- Published on Thursday, 02 July 2009 15:38
- Written by Ron Morris
On July 10, 1509, John Calvin was born in a small town in France. That means that this month marks the 500th anniversary of his birth.
Calvin was a remarkable man. By the age of 27 he had written his Institutes of the Christian Religion, a seminal work that laid out the Christian religion in detail from start to finish. There is no denying the influence John Calvin has had on the Church and on the world at large. It has been argued that Calvin's writings were the seedbed of concepts such as capitalism and democracy.
There is no doubt that there will be many magazine articles, books and lectures about Calvin in the coming weeks. But I would like to take a slightly different approach to things. Instead of focusing on the theologian, I would like to look at John Calvin the man and, in particular, his family life.
To understand Calvin's family life, one has to remember that during the debates of the Protestant Reformation, celibacy for ministers was required by Rome. Calvin argued that this was unbiblical. He wrote:
"With what impunity fornication rages among them it is unnecessary to remark; emboldened by their polluted celibacy, they have become hardened to every crime.
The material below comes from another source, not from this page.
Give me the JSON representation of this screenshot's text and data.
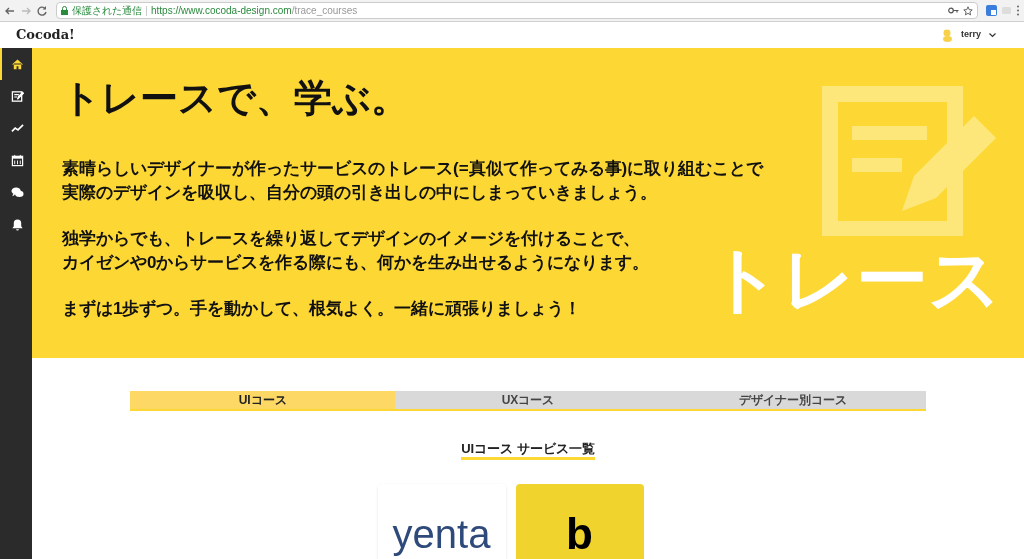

Yet this prohibition clearly shows how pestilent are all their traditions, since it has not only deprived the Church of upright and able pastors, but has formed a horrible gulf of enormities, and precipitated many souls into the abyss of despair. The interdiction of marriage to priests was certainly an act of impious tyranny, not only contrary to the Word of God, but at variance with every principle of justice. In the first place, it was on no account lawful for men to prohibit that which the Lord had left free. Secondly, that God had expressly provided in his Word that this liberty should not be infringed is too clear to require much proof." (Institutes, 4:12, 13)
However, Calvin did not want to be seen as arguing against celibacy just so he could get married. He wrote to a friend, "I shall not be accused of attacking Rome...only to be able to take a wife." When he did decide to marry, he had certain criteria: "Always keep in mind what I seek to find in her, for I am none of those insane lovers who embrace also the vices of those with whom they are in love, where they are smitten at first sight with a fine figure. This only is the beauty that allures me: if she is chaste, if not too fussy or fastidious, if economical, if patient, if there is hope that she will be interested about my health." Calvin biographer T.H.L. Parker notes that Calvin needed a wife. "His health was poor; he was not a good manager of his own affairs; his impatience and irritability might be softened by marriage."
In 1539 Calvin arranged with William Farel to have a wedding "a little after Easter." Next, he set out to find a wife. The first candidate was a wealthy German woman who did not speak French. Calvin rejected her because she did not want to learn French and would appear to be unhappy at a lower station of life. The second candidate spoke French and was an ardent Protestant, but was 15 years older than Calvin. Calvin never followed up. The third candidate spoke French, was an ardent Protestant and was poor. They set a date but for some reason they never married. However, in the spring of 1540 he married Idelette de Bure Stordeur, the widow of Jean Stordeur, an Anabaptist leader who had died of the Plague. She had two children. She is described as "attractive and intelligent, a women with culture, apparently from an upper middle-class background who had character and quiet strength." It is very clear from letters they wrote to each other that John and Idelette loved each other very much.
Being married to John Calvin was a difficult task. They were separated for 32 of the first 45 weeks of marriage. In September of 1541, Calvin was asked to go to Geneva. He did not want to go because he knew he would face stiff opposition there. He went ahead of the family to make sure it was safe. Calvin's supporters, though, showered him with gifts. "There was a new robe of black velvet, trimmed with fur. And a house near the cathedral. At the back of the house was a garden which overlooked the blue lake." The Spiritual Council sent a two horse carriage to bring Idelette and the children along with their belongings. This would have been like a limousine today.
As happy as they were with each other, Calvin's family life was one of suffering. While in Geneva, Idellete bore a pre-mature son, Jacques, who died two weeks after birth. Three years later a daughter died at birth and, two years after that, another child died at premature birth. Calvin's enemies publicly ridiculed the Calvins and would taunt them. Some even named their dogs "Calvin", an act of derision. A rumor spread that since Idelette and her first husband's wedding was not solemnized by a civil ceremony, (that was against Anabaptist belief) that she was a woman of ill repute and that God was punishing the Calvins by killing their children. Idelette died in 1549 at that age of 40. Calvin wrote to a friend, "You know how tender, or rather, soft my heart is. If I did not have strong self-control I would not have been able to stand it this long. My grief is very heavy. My life's best companion has been taken from me. Whenever I faced serious difficulties she was ever ready to share them with me." John Calvin never remarried and vowed to live a "solitary life." He died 15 years later in 1564.
God has used many great men for many great works. Often these are met with great difficulties, suffering and persecution. John Calvin was no exception. The Church and the world are a better place because of John Calvin. Happy 500th birthday!